Bell peppers, sometimes called sweet peppers, thrive in many home gardens. These warm-season vegetables produce both green immature peppers and yellow or red mature peppers for use in the kitchen from mid-summer until the first fall frost. Proper watering is vital if bell pepper plants are to thrive. Too much water can drown the roots, causing the plant to die. Too little water places the plant under stress, preventing it from producing an abundant harvest of full-sized fruits.

Garden Peppers

Prepare the bed prior to transplanting the bell peppers to ensure that the soil drains correctly and doesn't become waterlogged. Lay a 2 to 4 inch layer of compost over the entire bed, then till it in to the top 8 to 10 inches of the soil to aid drainage as well as add additional nutrients.

Lay a 2 inch layer of mulch over the entire garden to preserve soil moisture. Alternately, cover the bed in a black plastic mulch prior to planting the peppers.

Water peppers at least once a week, providing enough water to thoroughly moisten the soil without making it soggy. Water more often during hot, dry periods if the soil is beginning to dry out.

Container Peppers

Fill containers with a soil-less potting mix prior to planting the bell peppers. Soil-less mixes drain better, and do not compact around and damage the pepper's roots after watering.

Water the containers from the top when the soil surface just begins to dry. Water until the excess moisture begins draining from the bottom of the bottom. This ensures that the potting mix is evenly moist throughout the bottom of the pot where the pepper roots are.

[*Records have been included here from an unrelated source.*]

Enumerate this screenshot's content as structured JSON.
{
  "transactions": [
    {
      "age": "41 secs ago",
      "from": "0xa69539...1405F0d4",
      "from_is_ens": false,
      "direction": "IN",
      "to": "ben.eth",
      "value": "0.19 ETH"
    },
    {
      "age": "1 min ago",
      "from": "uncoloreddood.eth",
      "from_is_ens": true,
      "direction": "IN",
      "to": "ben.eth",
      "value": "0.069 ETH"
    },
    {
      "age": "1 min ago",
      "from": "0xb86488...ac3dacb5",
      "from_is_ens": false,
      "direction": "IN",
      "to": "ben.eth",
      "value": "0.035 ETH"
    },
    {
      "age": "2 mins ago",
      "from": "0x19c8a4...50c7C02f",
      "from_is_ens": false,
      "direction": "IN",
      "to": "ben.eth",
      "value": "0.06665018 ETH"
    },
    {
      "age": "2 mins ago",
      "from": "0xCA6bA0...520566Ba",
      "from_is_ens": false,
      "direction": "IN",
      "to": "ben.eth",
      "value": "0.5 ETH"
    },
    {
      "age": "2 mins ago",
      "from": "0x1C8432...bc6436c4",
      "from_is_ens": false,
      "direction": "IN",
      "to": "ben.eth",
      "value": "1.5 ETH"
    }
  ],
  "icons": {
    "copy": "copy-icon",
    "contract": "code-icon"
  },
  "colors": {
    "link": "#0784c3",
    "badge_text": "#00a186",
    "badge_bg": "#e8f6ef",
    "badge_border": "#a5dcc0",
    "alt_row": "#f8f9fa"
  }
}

Check the moisture in the containers at least once a day, and water as needed. Peppers in containers may require twice daily watering during hot, dry periods.


Things You Will Need

  • Compost
  • Mulch
  • Soil-less potting mix


  • Water plants early in the day. This ensures that the leaves dry before nightfall, which prevents fungal diseases.


  • It is vital that the soil does not dry out when the pepper plants are blooming. If the soil dries out the pepper may drop its blossoms and fail to set fruit.

About the Author


Jenny Harrington has been a freelance writer since 2006. Her published articles have appeared in various print and online publications. Previously, she owned her own business, selling handmade items online, wholesale and at crafts fairs. Harrington's specialties include small business information, crafting, decorating and gardening.